Am I allowed to complain that it's been remarkably anti-climactic? Nine days ago we went to a small, belated birthday party at a cousin's summer cottage. There were only 9 people there, the S.O. and myself included. As of today, so far as I know, SARS-COV-2 has zapped maybe six of us, five for sure. Every person there has taken COVID seriously: vaccinations, boosters, masking, avoiding large public gatherings, the usual life in the plague years behavior. The virus slithered into our small circle anyway. The S.O.'s cousin messaged him Tuesday to say that four of the people at the cottage had positive rapid test results. The S.O. told me that he'd felt all day like he was coming down with a head cold so he dug out the box of rapid tests a generous government sent us several months ago.

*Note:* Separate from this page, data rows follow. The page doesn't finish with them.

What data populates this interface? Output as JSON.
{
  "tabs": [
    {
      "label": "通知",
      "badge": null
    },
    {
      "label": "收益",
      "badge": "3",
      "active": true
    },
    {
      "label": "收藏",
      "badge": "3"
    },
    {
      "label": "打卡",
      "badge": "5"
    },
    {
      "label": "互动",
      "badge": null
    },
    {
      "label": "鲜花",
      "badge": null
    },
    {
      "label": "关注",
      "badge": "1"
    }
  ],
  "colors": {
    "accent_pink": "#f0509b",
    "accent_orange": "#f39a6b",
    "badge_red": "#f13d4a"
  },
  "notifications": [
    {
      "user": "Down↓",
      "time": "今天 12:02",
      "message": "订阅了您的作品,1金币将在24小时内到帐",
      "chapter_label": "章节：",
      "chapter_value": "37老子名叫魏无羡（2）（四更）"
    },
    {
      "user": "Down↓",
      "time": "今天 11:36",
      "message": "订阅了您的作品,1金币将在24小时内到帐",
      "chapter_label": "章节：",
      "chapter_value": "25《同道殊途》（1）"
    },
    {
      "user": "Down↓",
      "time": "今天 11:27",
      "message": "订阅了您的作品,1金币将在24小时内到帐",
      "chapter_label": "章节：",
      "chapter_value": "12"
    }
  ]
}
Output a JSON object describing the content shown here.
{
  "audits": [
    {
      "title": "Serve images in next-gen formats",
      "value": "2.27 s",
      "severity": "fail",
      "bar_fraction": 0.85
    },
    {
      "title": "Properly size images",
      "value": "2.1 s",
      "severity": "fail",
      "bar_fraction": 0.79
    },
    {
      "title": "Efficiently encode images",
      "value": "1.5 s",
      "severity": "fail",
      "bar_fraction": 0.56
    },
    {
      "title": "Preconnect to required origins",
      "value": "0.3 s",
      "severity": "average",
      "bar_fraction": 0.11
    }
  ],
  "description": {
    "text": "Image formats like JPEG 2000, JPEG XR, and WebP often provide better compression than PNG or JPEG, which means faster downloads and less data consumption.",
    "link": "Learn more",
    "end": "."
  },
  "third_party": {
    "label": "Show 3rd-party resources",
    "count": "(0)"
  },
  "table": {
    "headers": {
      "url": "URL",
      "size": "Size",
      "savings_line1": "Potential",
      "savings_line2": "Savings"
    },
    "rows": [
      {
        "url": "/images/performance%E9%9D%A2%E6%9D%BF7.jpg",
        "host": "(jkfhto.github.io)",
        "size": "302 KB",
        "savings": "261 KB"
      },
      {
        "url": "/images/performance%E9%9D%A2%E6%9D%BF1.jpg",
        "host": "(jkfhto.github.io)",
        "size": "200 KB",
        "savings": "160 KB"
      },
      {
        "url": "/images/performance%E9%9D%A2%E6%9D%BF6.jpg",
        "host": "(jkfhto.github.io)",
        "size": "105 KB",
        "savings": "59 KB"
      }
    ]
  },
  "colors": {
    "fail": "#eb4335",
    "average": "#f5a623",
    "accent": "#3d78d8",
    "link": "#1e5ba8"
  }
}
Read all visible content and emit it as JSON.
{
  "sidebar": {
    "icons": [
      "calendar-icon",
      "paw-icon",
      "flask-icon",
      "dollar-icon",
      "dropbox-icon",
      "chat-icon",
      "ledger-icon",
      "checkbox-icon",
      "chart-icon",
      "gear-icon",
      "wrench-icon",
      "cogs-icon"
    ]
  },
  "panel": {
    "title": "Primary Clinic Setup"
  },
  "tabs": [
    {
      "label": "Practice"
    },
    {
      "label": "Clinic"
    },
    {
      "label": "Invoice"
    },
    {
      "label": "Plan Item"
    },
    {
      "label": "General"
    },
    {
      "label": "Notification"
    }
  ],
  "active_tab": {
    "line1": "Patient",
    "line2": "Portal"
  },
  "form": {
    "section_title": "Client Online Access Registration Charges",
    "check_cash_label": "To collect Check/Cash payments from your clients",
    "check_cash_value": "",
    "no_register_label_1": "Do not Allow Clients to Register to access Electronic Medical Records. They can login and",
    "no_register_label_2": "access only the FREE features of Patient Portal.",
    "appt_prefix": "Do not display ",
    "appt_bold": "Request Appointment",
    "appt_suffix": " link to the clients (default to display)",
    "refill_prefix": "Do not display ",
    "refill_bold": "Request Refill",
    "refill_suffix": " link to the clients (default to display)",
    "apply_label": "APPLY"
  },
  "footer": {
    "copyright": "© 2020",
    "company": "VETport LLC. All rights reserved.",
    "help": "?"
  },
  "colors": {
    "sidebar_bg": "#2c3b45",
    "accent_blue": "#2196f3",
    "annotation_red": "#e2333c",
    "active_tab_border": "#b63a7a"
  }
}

His test result? Positive. So I swabbed my nostrils, too. Good news, at least that day, for me: Negative.  

The S.O. turned into a snot mass production facility -- he went through an amazing amount of Kleenex in one evening -- and called his PCP at the V.A. clinic Wednesday morning. She emailed a prescription for Paxlovid to the closest pharmacy; I picked it up Wednesday afternoon. He took the first set of pills and, maybe it was a placebo effect, but snot production slowed rather quickly. He's basically back to normal now -- or as normal as he ever gets. I felt fine but kept testing, kept coming up negative. Then we ran out of rapid tests. 

Naturally, that's when I got sick. Felt fine most of the day then got hit in late afternoon with a massive wave of fatigue coupled with a vaguely feverish feeling and a whole lot of body aches. Crawled upstairs, napped, stumbled downstairs, checked my temperature (101), and mumbled a lot about bad timing: getting sick on a Friday afternoon is not ideal, especially when we'd used all the rapid test kits in the house. I decided that, well, I'll suck it up and if I'm sicker in the morning we'll drag my aching body to urgent care. I must not have been taking it all too seriously because I didn't bother telling the S.O. to call an ambulance if he noticed me turning blue in my sleep.

Except in the morning I wasn't sicker. Felt a little stuffed up and a little more tired than usual, but no fever, no aching. And that was it. It's like I just experienced the world's shortest case of the flu. Okay, I know there's no way to know if it was/is actually COVID (I am not curious enough to do the 45 mile drive to Walgreen to pick up test kits). If it was, the brevity of the feeling like shit must be a good sign the vaccinations worked. If it wasn't, maybe it was a new personal record in getting over a summer cold.

I am vaguely disappointed things didn't turn more dramatic, although I'm not sure why. The appropriate feeling should be relief. Life is strange.